Monday to Friday 10:00 am to 4 pm
Saturday & Sunday 12:00 to 4:00 pm
Admission is free and all are welcome. (Honk parking is in effect)
Amy Bagshaw (she/her)
Campus Gallery Director

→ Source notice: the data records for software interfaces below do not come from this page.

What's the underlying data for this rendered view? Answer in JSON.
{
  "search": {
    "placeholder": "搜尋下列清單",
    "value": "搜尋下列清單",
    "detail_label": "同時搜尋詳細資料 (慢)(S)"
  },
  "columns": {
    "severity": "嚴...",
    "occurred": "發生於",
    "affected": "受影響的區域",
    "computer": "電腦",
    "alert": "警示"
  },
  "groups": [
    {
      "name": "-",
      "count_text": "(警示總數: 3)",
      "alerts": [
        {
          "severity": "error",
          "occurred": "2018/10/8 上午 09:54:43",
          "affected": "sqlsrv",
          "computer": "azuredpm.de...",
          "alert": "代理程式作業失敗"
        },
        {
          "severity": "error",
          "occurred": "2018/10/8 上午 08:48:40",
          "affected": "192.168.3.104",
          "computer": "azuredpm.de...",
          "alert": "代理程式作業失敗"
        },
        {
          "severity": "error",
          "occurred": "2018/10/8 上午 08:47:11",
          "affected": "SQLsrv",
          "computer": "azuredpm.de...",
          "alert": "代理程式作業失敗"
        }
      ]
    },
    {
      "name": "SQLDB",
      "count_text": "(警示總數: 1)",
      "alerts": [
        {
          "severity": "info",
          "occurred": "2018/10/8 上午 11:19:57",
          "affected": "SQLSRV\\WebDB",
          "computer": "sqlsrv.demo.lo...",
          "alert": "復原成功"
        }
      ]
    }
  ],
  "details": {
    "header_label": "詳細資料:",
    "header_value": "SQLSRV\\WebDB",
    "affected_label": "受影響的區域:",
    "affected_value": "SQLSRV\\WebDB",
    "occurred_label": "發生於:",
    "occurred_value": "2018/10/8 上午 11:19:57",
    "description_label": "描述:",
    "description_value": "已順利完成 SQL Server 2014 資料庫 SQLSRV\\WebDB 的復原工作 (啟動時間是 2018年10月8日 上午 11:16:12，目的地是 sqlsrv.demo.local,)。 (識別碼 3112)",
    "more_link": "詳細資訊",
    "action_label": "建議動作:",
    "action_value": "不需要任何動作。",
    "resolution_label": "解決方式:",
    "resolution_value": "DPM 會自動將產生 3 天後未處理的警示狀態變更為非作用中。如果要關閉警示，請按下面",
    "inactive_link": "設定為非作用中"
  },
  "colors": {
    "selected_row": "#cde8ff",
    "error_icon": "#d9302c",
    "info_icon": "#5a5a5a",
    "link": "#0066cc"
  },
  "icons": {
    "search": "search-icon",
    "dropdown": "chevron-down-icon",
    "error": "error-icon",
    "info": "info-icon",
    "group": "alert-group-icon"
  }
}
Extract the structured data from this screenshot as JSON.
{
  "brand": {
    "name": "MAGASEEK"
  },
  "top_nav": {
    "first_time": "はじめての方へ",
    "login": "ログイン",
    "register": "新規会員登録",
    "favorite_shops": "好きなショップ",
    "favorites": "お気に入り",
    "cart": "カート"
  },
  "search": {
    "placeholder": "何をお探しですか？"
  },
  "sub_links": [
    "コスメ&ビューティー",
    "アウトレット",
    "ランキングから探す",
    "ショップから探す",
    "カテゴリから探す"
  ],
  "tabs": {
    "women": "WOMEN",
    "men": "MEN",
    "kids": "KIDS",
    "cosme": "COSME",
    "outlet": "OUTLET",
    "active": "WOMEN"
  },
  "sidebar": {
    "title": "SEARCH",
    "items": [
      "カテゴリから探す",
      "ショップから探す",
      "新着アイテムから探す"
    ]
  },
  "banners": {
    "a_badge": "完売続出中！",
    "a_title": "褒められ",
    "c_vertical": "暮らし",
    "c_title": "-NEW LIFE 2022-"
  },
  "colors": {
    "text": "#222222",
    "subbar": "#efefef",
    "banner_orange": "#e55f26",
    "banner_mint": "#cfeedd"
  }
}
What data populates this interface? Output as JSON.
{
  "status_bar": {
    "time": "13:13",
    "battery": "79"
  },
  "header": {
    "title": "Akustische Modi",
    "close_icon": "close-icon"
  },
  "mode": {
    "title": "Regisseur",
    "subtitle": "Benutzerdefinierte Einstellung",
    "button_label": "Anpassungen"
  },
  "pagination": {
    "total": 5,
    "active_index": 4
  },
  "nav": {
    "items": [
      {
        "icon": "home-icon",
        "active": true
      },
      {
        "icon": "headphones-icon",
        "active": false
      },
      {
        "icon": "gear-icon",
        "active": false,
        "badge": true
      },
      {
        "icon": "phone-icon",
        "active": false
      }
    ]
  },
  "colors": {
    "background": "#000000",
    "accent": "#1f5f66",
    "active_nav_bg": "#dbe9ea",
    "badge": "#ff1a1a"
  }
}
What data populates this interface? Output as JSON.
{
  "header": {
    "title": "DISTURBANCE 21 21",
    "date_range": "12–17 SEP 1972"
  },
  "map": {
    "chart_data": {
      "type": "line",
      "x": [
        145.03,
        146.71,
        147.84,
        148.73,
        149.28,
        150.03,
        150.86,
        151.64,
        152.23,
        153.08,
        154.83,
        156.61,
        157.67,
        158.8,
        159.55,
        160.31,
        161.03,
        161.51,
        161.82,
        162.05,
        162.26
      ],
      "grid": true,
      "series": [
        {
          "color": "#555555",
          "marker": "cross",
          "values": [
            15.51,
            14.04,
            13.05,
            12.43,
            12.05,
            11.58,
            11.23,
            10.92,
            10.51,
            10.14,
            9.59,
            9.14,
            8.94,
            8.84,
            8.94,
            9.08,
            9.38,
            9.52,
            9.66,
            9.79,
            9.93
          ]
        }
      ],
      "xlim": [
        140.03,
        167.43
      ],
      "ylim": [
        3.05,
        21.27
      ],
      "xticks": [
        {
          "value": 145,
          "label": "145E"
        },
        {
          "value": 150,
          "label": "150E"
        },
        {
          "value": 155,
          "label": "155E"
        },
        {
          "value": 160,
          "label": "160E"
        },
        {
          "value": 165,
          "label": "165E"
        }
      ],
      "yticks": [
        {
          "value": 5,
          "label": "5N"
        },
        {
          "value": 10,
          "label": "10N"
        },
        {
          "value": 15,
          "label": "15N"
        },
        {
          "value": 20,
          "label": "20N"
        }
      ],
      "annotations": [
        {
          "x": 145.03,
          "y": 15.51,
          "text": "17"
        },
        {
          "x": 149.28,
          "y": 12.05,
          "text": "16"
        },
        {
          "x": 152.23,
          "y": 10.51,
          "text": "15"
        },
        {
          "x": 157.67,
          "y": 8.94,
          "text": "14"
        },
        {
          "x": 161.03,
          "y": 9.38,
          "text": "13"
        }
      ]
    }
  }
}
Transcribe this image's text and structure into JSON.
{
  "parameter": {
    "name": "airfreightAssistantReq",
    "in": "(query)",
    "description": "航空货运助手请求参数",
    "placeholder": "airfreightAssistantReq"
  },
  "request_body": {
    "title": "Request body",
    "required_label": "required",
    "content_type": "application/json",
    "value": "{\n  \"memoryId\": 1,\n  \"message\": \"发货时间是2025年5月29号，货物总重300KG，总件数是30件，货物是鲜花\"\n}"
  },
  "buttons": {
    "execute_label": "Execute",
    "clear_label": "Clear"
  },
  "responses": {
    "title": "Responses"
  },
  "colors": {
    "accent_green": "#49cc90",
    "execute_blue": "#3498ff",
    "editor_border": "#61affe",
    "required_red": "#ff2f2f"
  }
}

249.388.1788 | Amy.Bagshaw@georgiancollege.ca